Exercise directions
Copy the entries below word for word, but omit any pictures they contain.

Extracted data
========================================================================
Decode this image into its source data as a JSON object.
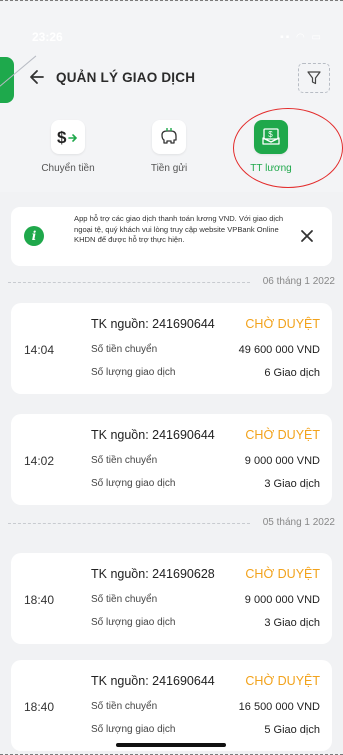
{
  "status_bar": {
    "time": "23:26",
    "icons": "▪▪ ◠ ▭"
  },
  "header": {
    "title": "QUẢN LÝ GIAO DỊCH"
  },
  "tabs": [
    {
      "label": "Chuyển tiền",
      "icon": "dollar-transfer-icon",
      "active": false
    },
    {
      "label": "Tiền gửi",
      "icon": "piggy-bank-icon",
      "active": false
    },
    {
      "label": "TT lương",
      "icon": "payroll-icon",
      "active": true
    }
  ],
  "notice": {
    "text": "App hỗ trợ các giao dịch thanh toán lương VND. Với giao dịch ngoại tệ, quý khách vui lòng truy cập website VPBank Online KHDN để được hỗ trợ thực hiện.",
    "icon": "info-icon"
  },
  "groups": [
    {
      "date": "06 tháng 1 2022",
      "transactions": [
        {
          "time": "14:04",
          "source": "TK nguồn: 241690644",
          "status": "CHỜ DUYỆT",
          "amount_label": "Số tiền chuyển",
          "amount": "49 600 000 VND",
          "count_label": "Số lượng giao dịch",
          "count": "6 Giao dịch"
        },
        {
          "time": "14:02",
          "source": "TK nguồn: 241690644",
          "status": "CHỜ DUYỆT",
          "amount_label": "Số tiền chuyển",
          "amount": "9 000 000 VND",
          "count_label": "Số lượng giao dịch",
          "count": "3 Giao dịch"
        }
      ]
    },
    {
      "date": "05 tháng 1 2022",
      "transactions": [
        {
          "time": "18:40",
          "source": "TK nguồn: 241690628",
          "status": "CHỜ DUYỆT",
          "amount_label": "Số tiền chuyển",
          "amount": "9 000 000 VND",
          "count_label": "Số lượng giao dịch",
          "count": "3 Giao dịch"
        },
        {
          "time": "18:40",
          "source": "TK nguồn: 241690644",
          "status": "CHỜ DUYỆT",
          "amount_label": "Số tiền chuyển",
          "amount": "16 500 000 VND",
          "count_label": "Số lượng giao dịch",
          "count": "5 Giao dịch"
        }
      ]
    }
  ],
  "colors": {
    "accent": "#1fa84b",
    "pending": "#f2a21b",
    "annotation": "#e32b2b"
  }
}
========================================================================
Result of this exercise
Decode this image into its source data as a JSON object.
{
  "status_bar": {
    "time": "23:26",
    "icons": "▪▪ ◠ ▭"
  },
  "header": {
    "title": "QUẢN LÝ GIAO DỊCH"
  },
  "tabs": [
    {
      "label": "Chuyển tiền",
      "icon": "dollar-transfer-icon",
      "active": false
    },
    {
      "label": "Tiền gửi",
      "icon": "piggy-bank-icon",
      "active": false
    },
    {
      "label": "TT lương",
      "icon": "payroll-icon",
      "active": true
    }
  ],
  "notice": {
    "text": "App hỗ trợ các giao dịch thanh toán lương VND. Với giao dịch ngoại tệ, quý khách vui lòng truy cập website VPBank Online KHDN để được hỗ trợ thực hiện.",
    "icon": "info-icon"
  },
  "groups": [
    {
      "date": "06 tháng 1 2022",
      "transactions": [
        {
          "time": "14:04",
          "source": "TK nguồn: 241690644",
          "status": "CHỜ DUYỆT",
          "amount_label": "Số tiền chuyển",
          "amount": "49 600 000 VND",
          "count_label": "Số lượng giao dịch",
          "count": "6 Giao dịch"
        },
        {
          "time": "14:02",
          "source": "TK nguồn: 241690644",
          "status": "CHỜ DUYỆT",
          "amount_label": "Số tiền chuyển",
          "amount": "9 000 000 VND",
          "count_label": "Số lượng giao dịch",
          "count": "3 Giao dịch"
        }
      ]
    },
    {
      "date": "05 tháng 1 2022",
      "transactions": [
        {
          "time": "18:40",
          "source": "TK nguồn: 241690628",
          "status": "CHỜ DUYỆT",
          "amount_label": "Số tiền chuyển",
          "amount": "9 000 000 VND",
          "count_label": "Số lượng giao dịch",
          "count": "3 Giao dịch"
        },
        {
          "time": "18:40",
          "source": "TK nguồn: 241690644",
          "status": "CHỜ DUYỆT",
          "amount_label": "Số tiền chuyển",
          "amount": "16 500 000 VND",
          "count_label": "Số lượng giao dịch",
          "count": "5 Giao dịch"
        }
      ]
    }
  ],
  "colors": {
    "accent": "#1fa84b",
    "pending": "#f2a21b",
    "annotation": "#e32b2b"
  }
}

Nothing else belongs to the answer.